In the weeks leading up to “Miral’s” release, some mainstream Jewish groups, such as the American Jewish Committee (AJC) and the Simon Wiesenthal Center, condemned the drama as agitprop and, in particular, denounced its U.S. premiere at the United Nations earlier this month. “The film has a clear political message which portrays Israel in a highly negative light,” AJC executive director David Harris wrote in a letter to the U.N. “Permit me to ask why the President of the General Assembly would wish to associate himself … with such a blatantly one-sided event.”
In a telephone interview from New York last week, Schnabel said he understands why some Jews have condemned his movie — some without even having seen the film: “It comes out of fear,” he said. “The fear that the Holocaust occurred, that ‘we have been [decimated], and we don’t want it to happen again’; that ‘these people, the Palestinians, are against us having a State of Israel, and we must fight for that, no matter what happens.’ But I don’t believe that’s true. I believe a Jewish homeland in Israel is superimportant, and a great thing, but we must have empathy; we have to be sensitive. I don’t think it’s a very encouraging way to look at people, as ‘us and them.’ It isn’t us and them. We are all human beings. And what is good for the Palestinians is also good for the Israelis.”
Among complaints leveled against “Miral” is that it presents Israeli soldiers as one-dimensional villains – but Schnabel doesn’t perceive the filmmaker’s job as a political balancing act. “Just as if I were painting a portrait, I’m dealing with what is in the frame that is related to Rula, and to Miral’s point of view,” he said. “It’s not from my omniscient point of view of a 59-year-old Jewish guy who’s got all these different facts where I have to explain who attacked whom in the Six-Day War. It’s Miral’s family history as it was told to her, and as it was lived by her. And that’s the power of the story. I can’t do this inexhaustible summation of the Israeli-Palestinian conflict. There are just too many stories.”
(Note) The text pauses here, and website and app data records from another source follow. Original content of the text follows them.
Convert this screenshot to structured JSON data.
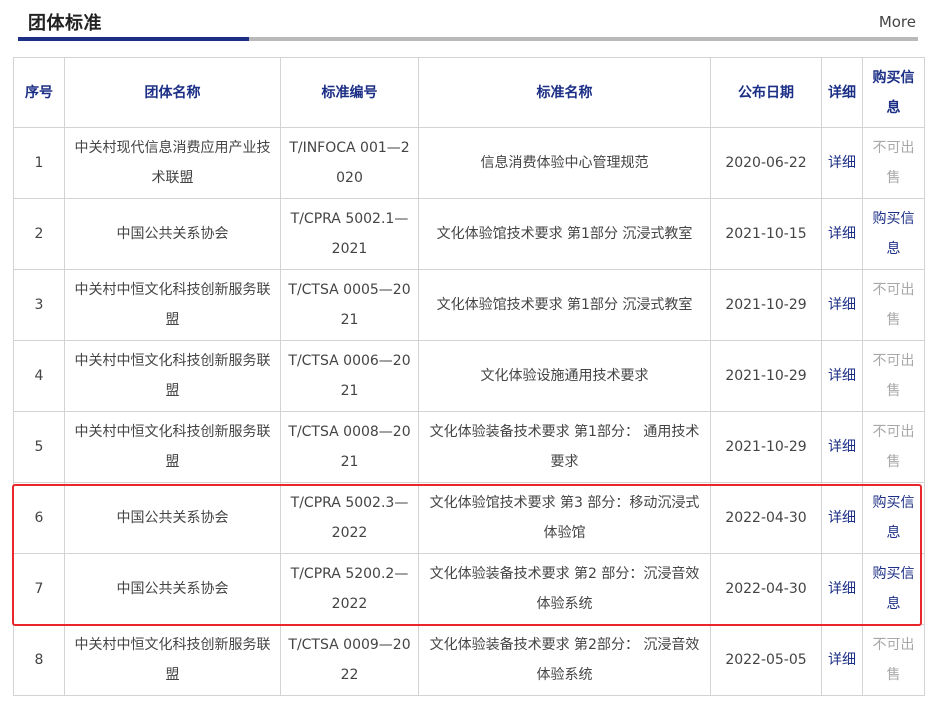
{
  "header": {
    "title": "团体标准",
    "more_label": "More"
  },
  "colors": {
    "accent": "#1c2f86",
    "highlight_border": "#e8262b",
    "unavailable_text": "#a8a8a8"
  },
  "table": {
    "columns": [
      "序号",
      "团体名称",
      "标准编号",
      "标准名称",
      "公布日期",
      "详细",
      "购买信息"
    ],
    "rows": [
      {
        "no": "1",
        "org": "中关村现代信息消费应用产业技术联盟",
        "code": "T/INFOCA 001—2020",
        "name": "信息消费体验中心管理规范",
        "date": "2020-06-22",
        "detail": "详细",
        "buy": "不可出售",
        "buy_available": false
      },
      {
        "no": "2",
        "org": "中国公共关系协会",
        "code": "T/CPRA 5002.1—2021",
        "name": "文化体验馆技术要求 第1部分 沉浸式教室",
        "date": "2021-10-15",
        "detail": "详细",
        "buy": "购买信息",
        "buy_available": true
      },
      {
        "no": "3",
        "org": "中关村中恒文化科技创新服务联盟",
        "code": "T/CTSA 0005—2021",
        "name": "文化体验馆技术要求 第1部分 沉浸式教室",
        "date": "2021-10-29",
        "detail": "详细",
        "buy": "不可出售",
        "buy_available": false
      },
      {
        "no": "4",
        "org": "中关村中恒文化科技创新服务联盟",
        "code": "T/CTSA 0006—2021",
        "name": "文化体验设施通用技术要求",
        "date": "2021-10-29",
        "detail": "详细",
        "buy": "不可出售",
        "buy_available": false
      },
      {
        "no": "5",
        "org": "中关村中恒文化科技创新服务联盟",
        "code": "T/CTSA 0008—2021",
        "name": "文化体验装备技术要求 第1部分： 通用技术要求",
        "date": "2021-10-29",
        "detail": "详细",
        "buy": "不可出售",
        "buy_available": false
      },
      {
        "no": "6",
        "org": "中国公共关系协会",
        "code": "T/CPRA 5002.3—2022",
        "name": "文化体验馆技术要求 第3 部分：移动沉浸式体验馆",
        "date": "2022-04-30",
        "detail": "详细",
        "buy": "购买信息",
        "buy_available": true
      },
      {
        "no": "7",
        "org": "中国公共关系协会",
        "code": "T/CPRA 5200.2—2022",
        "name": "文化体验装备技术要求 第2 部分：沉浸音效体验系统",
        "date": "2022-04-30",
        "detail": "详细",
        "buy": "购买信息",
        "buy_available": true
      },
      {
        "no": "8",
        "org": "中关村中恒文化科技创新服务联盟",
        "code": "T/CTSA 0009—2022",
        "name": "文化体验装备技术要求 第2部分： 沉浸音效体验系统",
        "date": "2022-05-05",
        "detail": "详细",
        "buy": "不可出售",
        "buy_available": false
      }
    ]
  }
}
Not all the filmmaker’s critics are Jewish. “Others have attacked me because the film isn’t pro-Palestinian enough,” Schnabel said. “I really can’t believe I’m even talking about this because ‘Miral’ is a movie about a girl and her family,” he added. “If the movie had been set in Afghanistan, we wouldn’t even be on the telephone today.”
Not that Schnabel is without his own opinion. “When I shot the movie and lived and worked in Israel and in Palestine, I was pretty ashamed of certain situations that I witnessed,” he said. “I felt it was like apartheid over there, and that’s very disappointing. There’s democracy for Jewish people in Israel, but I don’t think there’s democracy for Palestinian people. … When I see a kid with peyos and a yarmulke throwing a rock into a Palestinian home and screaming at them, that doesn’t seem to be the Jewish way to me.”